:: WHAT IS NEEDED ::
The word to find is "date". State how many lines below contain it, giving only the number.

:: DATASET ::
::::::

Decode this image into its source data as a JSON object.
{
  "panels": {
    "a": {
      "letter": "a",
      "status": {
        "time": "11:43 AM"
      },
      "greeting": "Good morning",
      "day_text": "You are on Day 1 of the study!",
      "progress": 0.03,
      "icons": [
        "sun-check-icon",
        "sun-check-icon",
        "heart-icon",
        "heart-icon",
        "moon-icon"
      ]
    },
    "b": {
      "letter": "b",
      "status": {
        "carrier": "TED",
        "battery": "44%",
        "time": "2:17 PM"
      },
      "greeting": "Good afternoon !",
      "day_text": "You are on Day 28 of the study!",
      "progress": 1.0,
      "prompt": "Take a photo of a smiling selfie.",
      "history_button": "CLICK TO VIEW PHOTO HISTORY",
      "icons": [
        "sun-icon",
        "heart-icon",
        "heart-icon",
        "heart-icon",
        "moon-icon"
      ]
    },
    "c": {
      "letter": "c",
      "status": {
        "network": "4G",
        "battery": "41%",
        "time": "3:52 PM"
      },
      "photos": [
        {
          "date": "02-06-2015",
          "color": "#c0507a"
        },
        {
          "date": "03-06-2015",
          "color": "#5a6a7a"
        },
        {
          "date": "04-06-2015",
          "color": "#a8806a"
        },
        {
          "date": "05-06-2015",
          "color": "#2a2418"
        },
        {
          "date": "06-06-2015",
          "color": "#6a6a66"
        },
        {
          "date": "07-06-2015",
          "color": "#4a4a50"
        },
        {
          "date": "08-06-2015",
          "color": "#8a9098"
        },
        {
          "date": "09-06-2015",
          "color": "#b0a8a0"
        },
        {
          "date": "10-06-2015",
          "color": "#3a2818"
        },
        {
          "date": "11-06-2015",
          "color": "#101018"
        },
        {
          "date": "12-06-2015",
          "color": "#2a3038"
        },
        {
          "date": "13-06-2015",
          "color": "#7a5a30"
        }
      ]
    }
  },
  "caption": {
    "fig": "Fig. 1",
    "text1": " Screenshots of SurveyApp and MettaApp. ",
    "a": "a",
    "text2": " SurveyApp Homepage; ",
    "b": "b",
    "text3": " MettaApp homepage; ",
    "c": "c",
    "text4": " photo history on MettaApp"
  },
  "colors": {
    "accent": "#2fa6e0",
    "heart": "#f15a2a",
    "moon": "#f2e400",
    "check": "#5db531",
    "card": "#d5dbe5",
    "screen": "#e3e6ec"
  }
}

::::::

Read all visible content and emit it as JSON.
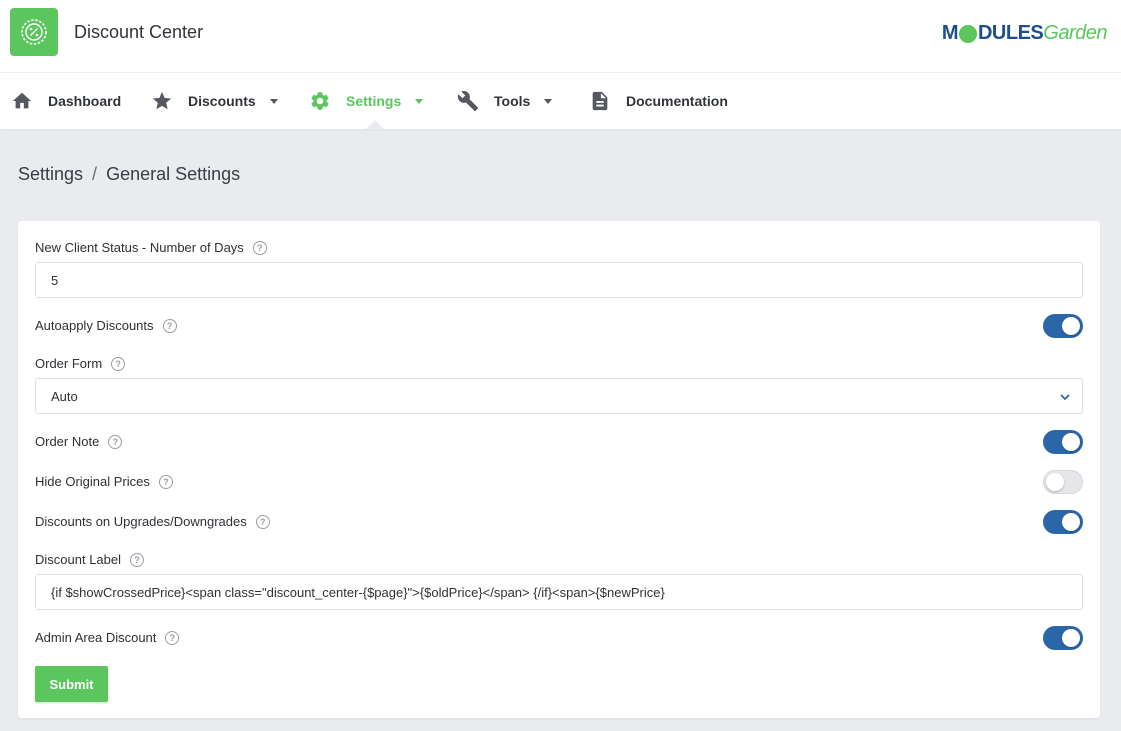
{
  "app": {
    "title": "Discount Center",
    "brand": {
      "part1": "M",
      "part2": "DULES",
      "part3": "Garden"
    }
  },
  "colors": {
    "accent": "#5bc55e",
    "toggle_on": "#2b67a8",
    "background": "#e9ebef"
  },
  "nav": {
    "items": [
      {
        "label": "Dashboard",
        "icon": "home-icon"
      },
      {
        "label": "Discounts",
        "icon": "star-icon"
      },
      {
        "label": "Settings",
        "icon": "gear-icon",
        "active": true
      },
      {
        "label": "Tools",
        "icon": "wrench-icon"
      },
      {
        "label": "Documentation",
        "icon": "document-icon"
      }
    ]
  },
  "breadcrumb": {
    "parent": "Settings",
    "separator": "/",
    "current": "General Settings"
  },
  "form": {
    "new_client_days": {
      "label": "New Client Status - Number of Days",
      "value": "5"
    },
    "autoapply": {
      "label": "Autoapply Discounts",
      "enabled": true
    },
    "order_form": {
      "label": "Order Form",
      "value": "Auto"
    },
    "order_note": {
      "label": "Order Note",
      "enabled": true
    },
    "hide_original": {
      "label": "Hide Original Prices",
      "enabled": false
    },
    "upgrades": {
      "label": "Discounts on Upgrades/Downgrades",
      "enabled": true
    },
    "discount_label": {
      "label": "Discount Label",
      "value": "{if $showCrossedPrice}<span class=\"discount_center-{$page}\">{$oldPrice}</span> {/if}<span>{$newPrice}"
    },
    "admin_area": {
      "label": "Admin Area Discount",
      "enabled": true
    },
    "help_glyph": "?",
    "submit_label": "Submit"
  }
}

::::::

:: ANSWER TO THIS PROBLEM ::
12